Yay, we’ve gained access!
Do note we’re user
www-data, which is a restricted user.
To be able to read the user flag, we need to be user
notch as we can see from the output below.
$ ls -alh /home/notch total 48K drwxr-xr-x 5 notch notch 4.0K Jul 2 2017 . drwxr-xr-x 3 root root 4.0K Jul 2 2017 .. -rw------- 1 notch notch 1 Dec 24 2017 .bash_history -rw-r--r-- 1 notch notch 220 Jul 2 2017 .bash_logout -rw-r--r-- 1 notch notch 3.7K Jul 2 2017 .bashrc drwx------ 2 notch notch 4.0K Jul 2 2017 .cache -rw------- 1 root root 369 Jul 2 2017 .mysql_history drwxrwxr-x 2 notch notch 4.0K Jul 2 2017 .nano -rw-r--r-- 1 notch notch 655 Jul 2 2017 .profile -rw-rw-r-- 1 notch notch 66 Jul 2 2017 .selected_editor -rw-r--r-- 1 notch notch 0 Jul 2 2017 .sudo_as_admin_successful drwxrwxr-x 7 notch notch 4.0K Jul 2 2017 minecraft -r-------- 1 notch notch 32 Jul 2 2017 user.txt
Since this approach probably isn’t the intended way to go for this box (you’ll see why in the next section), let’s try approach 1 now.
Gaining access via SSH
We have one password which we know and one hashed password.
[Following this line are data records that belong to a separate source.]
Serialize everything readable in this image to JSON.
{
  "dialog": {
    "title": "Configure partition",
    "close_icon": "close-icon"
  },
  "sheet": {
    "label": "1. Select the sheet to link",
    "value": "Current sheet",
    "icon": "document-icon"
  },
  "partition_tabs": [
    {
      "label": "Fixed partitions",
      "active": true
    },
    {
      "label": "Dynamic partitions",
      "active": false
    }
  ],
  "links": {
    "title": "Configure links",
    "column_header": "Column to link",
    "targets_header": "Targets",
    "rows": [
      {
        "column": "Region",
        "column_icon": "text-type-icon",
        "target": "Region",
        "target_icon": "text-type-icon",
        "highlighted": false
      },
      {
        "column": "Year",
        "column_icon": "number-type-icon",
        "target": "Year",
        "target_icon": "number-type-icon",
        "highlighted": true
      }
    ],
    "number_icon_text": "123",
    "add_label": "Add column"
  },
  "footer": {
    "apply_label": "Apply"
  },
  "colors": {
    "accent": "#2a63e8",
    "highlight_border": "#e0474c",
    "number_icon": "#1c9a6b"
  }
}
It could very well be that the hashed password we found is the way into SSH, but let’s try the credentials which we do know.
One possibility is to directly try
Another possibility is
After trying both, we’re in luck!
$ ssh firstname.lastname@example.org email@example.com's password: 8YsqfCTnvxAUeduzjNSXe22 Welcome to Ubuntu 16.04.2 LTS (GNU/Linux 4.4.0-62-generic x86_64) * Documentation: https://help.ubuntu.com * Management: https://landscape.canonical.com * Support: https://ubuntu.com/advantage 7 packages can be updated. 7 updates are security updates. Last login: Sun Dec 24 09:34:35 2017 notch@Blocky:~$ whoami notch
We’re able to login with
Now we can read the user flag with
cat user.txt and we’re done with gaining access!
Now we’ve gained access to the machine with user
notch, we’re halfway towards getting root.
In the next blog post I’ll talk about enumeration, which is information gathering.
This is necessary to get the information we need to be able to get root by escalating our privileges.